Jimmy Choo Co-Founder, Tamara Mellon’s Personal Story On Addiction, Sobriety And Success
It’s easy to fall into the trap of thinking that substance addiction is an endless cycle that determines a person’s future. However, the reality paints a much brighter picture. For many, the act of conquering addiction is only the first step toward a happy and successful life. A recent example of this is the success story of Jimmy Choo founder Tamara Mellon, which illustrates the limitless possibilities of an addict’s life after overcoming addiction.
Tamara Mellon’s Rise From Rock Bottom
In her recently published memoir, “In My Shoes,” shoe fashion diva Mellon speaks openly and candidly about her troubled childhood, reckless partying and subsequent substance abuse that ruled much of her early life and career. Mellon was your classic binge drinker who suffered from a cocaine addiction. “One glass of red wine would turn into … calling my coke dealer at 6:00 in the morning” Mellon reports in an NBC Today interview. And as a member of London’s social-elite, Tamara had too-easy access to the club scene that fostered her habits.
Everything shifted in the span of only a couple of days, however, when Mellon was suddenly fired from her job at Vogue magazine and soon after urged by a friend to seek treatment (that moment was the first time, Mellon admits, that she realized that she had a substance abuse problem). The editor’s decision to fire her, Mellon explains, helped set “forces in motion that, in time, would lead to success far beyond anything I could ever have imagined.” Mellon’s recovery is a rocky one, as outlined in her memoir, but she manages to conquer it, a move that led her to develop the influential and extremely successful Jimmy Choo designer shoe label that led her to the top of the fashion industry.
History On Jimmy Choo

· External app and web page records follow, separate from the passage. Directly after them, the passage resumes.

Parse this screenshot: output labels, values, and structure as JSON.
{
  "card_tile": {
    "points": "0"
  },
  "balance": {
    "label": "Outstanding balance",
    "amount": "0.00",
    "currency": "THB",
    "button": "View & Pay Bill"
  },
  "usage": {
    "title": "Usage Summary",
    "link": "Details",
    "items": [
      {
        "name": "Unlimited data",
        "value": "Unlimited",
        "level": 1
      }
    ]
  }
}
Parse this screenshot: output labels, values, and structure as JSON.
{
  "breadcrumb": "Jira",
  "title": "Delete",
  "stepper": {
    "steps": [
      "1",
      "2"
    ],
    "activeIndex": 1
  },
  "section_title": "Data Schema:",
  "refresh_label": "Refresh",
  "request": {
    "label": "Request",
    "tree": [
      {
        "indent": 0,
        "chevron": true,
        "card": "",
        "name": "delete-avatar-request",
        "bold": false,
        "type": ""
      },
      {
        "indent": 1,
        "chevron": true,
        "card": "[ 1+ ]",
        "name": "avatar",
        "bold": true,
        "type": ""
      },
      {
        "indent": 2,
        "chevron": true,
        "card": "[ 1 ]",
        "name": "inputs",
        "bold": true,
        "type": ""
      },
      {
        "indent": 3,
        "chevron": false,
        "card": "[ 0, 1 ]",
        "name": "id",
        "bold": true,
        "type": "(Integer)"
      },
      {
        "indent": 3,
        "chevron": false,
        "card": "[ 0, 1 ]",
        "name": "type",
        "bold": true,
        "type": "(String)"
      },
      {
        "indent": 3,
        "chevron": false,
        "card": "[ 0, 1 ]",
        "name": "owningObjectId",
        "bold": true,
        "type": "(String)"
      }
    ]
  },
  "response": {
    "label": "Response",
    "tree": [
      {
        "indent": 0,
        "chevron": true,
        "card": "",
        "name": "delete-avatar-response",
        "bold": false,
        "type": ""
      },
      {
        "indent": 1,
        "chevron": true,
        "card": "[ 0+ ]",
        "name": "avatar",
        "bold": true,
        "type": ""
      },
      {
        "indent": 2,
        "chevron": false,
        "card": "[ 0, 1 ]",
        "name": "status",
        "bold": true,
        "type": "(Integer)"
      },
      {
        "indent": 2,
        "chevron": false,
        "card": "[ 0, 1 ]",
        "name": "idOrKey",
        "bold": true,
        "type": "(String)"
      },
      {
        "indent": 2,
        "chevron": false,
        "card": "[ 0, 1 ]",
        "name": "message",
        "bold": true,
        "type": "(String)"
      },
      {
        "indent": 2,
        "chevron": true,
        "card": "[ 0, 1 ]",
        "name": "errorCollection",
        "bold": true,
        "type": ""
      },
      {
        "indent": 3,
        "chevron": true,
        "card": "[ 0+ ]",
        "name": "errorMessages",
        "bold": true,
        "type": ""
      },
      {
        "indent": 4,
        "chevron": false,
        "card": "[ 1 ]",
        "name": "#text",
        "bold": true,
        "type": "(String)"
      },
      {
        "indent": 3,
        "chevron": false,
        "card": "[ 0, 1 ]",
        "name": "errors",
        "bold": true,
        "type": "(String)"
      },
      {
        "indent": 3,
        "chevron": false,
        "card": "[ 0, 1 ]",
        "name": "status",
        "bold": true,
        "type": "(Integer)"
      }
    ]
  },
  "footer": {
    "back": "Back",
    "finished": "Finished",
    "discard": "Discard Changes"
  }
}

Founded in 1996, the J. Choo Limited label has become synonymous with the height of London’s fashion scene. It began as a partnership between Mellon, who focused on developing the brand since leaving rehab, and Jimmy Choo, a shoe designer and cobbler who made his living making shoes for celebrities and royalty, including Princess Diana. With the financial help of her father, Tom Yeardye, Mellon forged a partnership with Choo and launched the shoe line. It’s worth noting that while the line is named after Jimmy Choo, the shoes themselves were made—not designed—by him, but rather designed by Mellon herself and Choo’s niece, Sandra Choi.
Currently, the Jimmy Choo line is considered to be a shoe empire worth just under $1 billion U.S. dollars, with over 100 boutique shops in 32 different countries. The J. Choo Limited designer shoes have made appearances in Hollywood on the red carpet and on screen, including the hit show “Sex and the City.”
Jimmy Choo himself, whom the company is named after, was bought out in spring of 2001 by Equinox Luxury Holdings Ltd. And while Mellon stayed with the company for another decade, she too left in 2011 to start another shoe label, this time under her own name “Tamara Mellon.” Today, J. Choo Limited is operated by chief creative officer Sandra Choi, Jimmy Choo’s niece and former apprentice.
Mellon’s Family Struggle With Alcoholism
As is the case with many people, Mellon’s substance abuse and addiction began at home. Born and reared in London’s upper-class society, Mellon still describes much of her upbringing as “anything but glamorous.” In her memoir, Mellon reports that her mother was a “raging alcoholic,” prone to fits of rage and, like most alcoholics, displayed unpredictable behavior.
The pattern of drug abuse and addiction often runs in families, regardless of their social status, and Mellon is a good example of this. Parents play a central role in their children’s lives, and by extension, their substance addictions do too. In fact, the American Academy of Child and Adolescent Psychiatry (AACAP) reports that children of alcoholics are more than four times as likely to become alcoholics themselves as children of sober parents. Numerous factors play into this, including a greater chance of experiencing neglect or physical abuse (abuse that Mellon experienced firsthand as a young child), and a greater chance of developing emotional problems, including depression, aggression and isolation. In addition, the shame and denial of alcoholism often prevents parents from confronting their children when they begin to abuse drugs themselves.
Like with many of Mellon’s personal and business actions, the publishing of “In My Shoes,” as well as the launch of the Tamara Mellon line, is surrounded by controversy. Some accuse her of sensationalism, while others cast doubt on her ability to build another shoe empire. Mellon however, remains unfazed; after all, she has already faced and conquered the demon of substance addiction—a huge accomplishment on its own. There is no doubt, however, that Mellon’s life is a real success story, and her success and zest for life is due, she says, to overcoming everything that life has thrown at her.
Says Mellon: “I fought my way through the rites of passage.”